It can be a hassle but if you keep an eye on the available space on your scratch disk, you can do something when the space is becoming limited. It’s also worth noting that problems don't just occur when the drive is completely full, hard drives should ideally never be above 85% capacity. Pass that threshold and problems will be just around the corner.
So, you've identified rapidly depleting free space on your Mac hard drive — now what? Well, it may be a good idea to change your scratch disk to another drive in your system (just not the system drive, as that is one drive you really don't want to slow down). If you don't have another drive, you could purchase one, with SSD being the best option for Mac OS X scratch disk purposes.
Follow these steps to change your scratch disk in Photoshop:
- Click on the Photoshop menu
- Go to Preferences and then Scratch Disk
- Tick the checkbox to select or remove a drive as the scratch disk
- Click OK
- Restart Photoshop
The 'Scratch Disk Is Full' error fixed!
If you followed this guide there is absolutely no reason why you should ever have to deal with the annoying "scratch disk full" error again.
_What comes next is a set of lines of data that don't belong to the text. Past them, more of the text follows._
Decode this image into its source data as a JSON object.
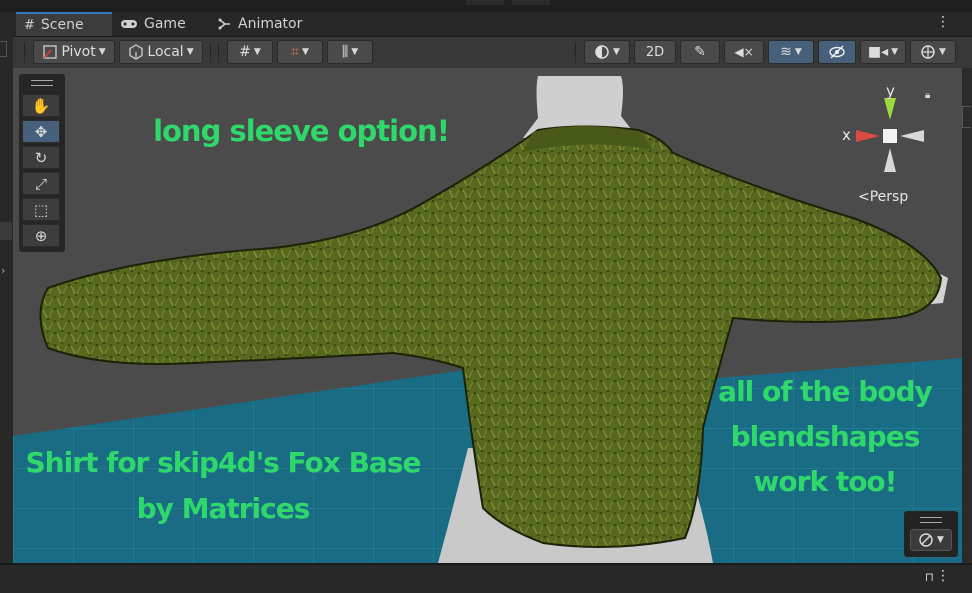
{
  "tabs": [
    {
      "label": "Scene",
      "icon": "grid-icon"
    },
    {
      "label": "Game",
      "icon": "gamepad-icon"
    },
    {
      "label": "Animator",
      "icon": "animator-icon"
    }
  ],
  "toolbar": {
    "pivot_label": "Pivot",
    "local_label": "Local",
    "mode_2d_label": "2D"
  },
  "tools": [
    "hand-tool-icon",
    "move-tool-icon",
    "rotate-tool-icon",
    "scale-tool-icon",
    "rect-tool-icon",
    "transform-tool-icon"
  ],
  "gizmo": {
    "y_label": "y",
    "x_label": "x",
    "persp_label": "Persp"
  },
  "overlay": {
    "top_text": "long sleeve option!",
    "left_text_line1": "Shirt for skip4d's Fox Base",
    "left_text_line2": "by Matrices",
    "right_text_line1": "all of the body",
    "right_text_line2": "blendshapes",
    "right_text_line3": "work too!"
  },
  "colors": {
    "overlay_text": "#2fd86a",
    "sweater": "#5b6e24",
    "floor": "#1a6e86",
    "tab_accent": "#3a79bb",
    "selected_button": "#46607c"
  }
}
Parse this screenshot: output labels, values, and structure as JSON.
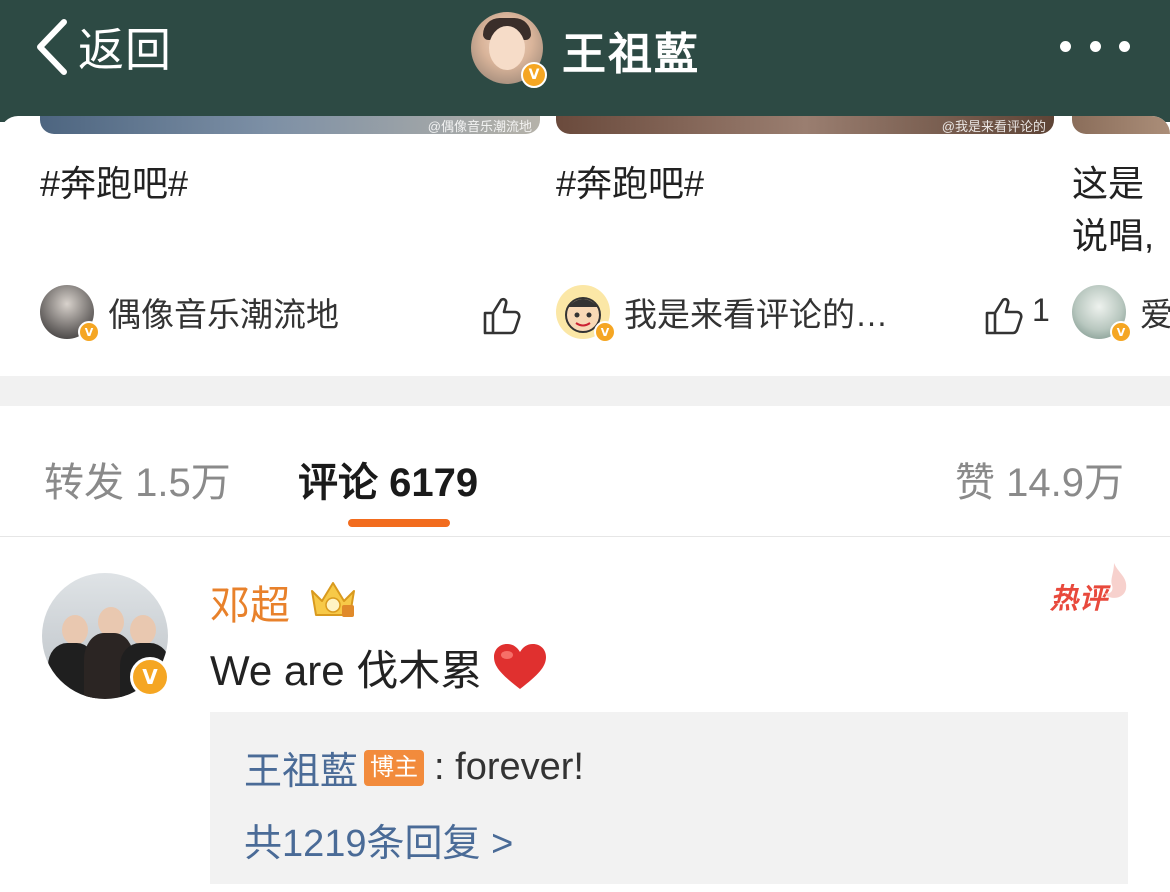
{
  "header": {
    "back_label": "返回",
    "title": "王祖藍"
  },
  "cards": [
    {
      "text": "#奔跑吧#",
      "watermark": "@偶像音乐潮流地",
      "author": "偶像音乐潮流地",
      "likes": ""
    },
    {
      "text": "#奔跑吧#",
      "watermark": "@我是来看评论的",
      "author": "我是来看评论的…",
      "likes": "1"
    },
    {
      "text_line1": "这是",
      "text_line2": "说唱,",
      "author": "爱"
    }
  ],
  "tabs": {
    "repost": "转发 1.5万",
    "comment": "评论 6179",
    "like": "赞 14.9万"
  },
  "comment": {
    "user": "邓超",
    "hot_label": "热评",
    "text": "We are 伐木累",
    "reply": {
      "user": "王祖藍",
      "author_tag": "博主",
      "text": ": forever!",
      "more": "共1219条回复 >"
    }
  },
  "colors": {
    "header_bg": "#2d4a44",
    "accent": "#f26c1e",
    "username": "#e8812b",
    "link": "#4a6b97",
    "verified_badge": "#f5a623"
  }
}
Next time you want to create something amazing in Photoshop, you should experience something new - a Photoshop that runs so smoothly it practically purrs.
Whether you solve the problem yourself or let a great piece of software like CleanMyMac 3 do it for you, just make sure you clean up your scratch disk. Your Mac will thank you for it*.
*Not literally. That would be weird.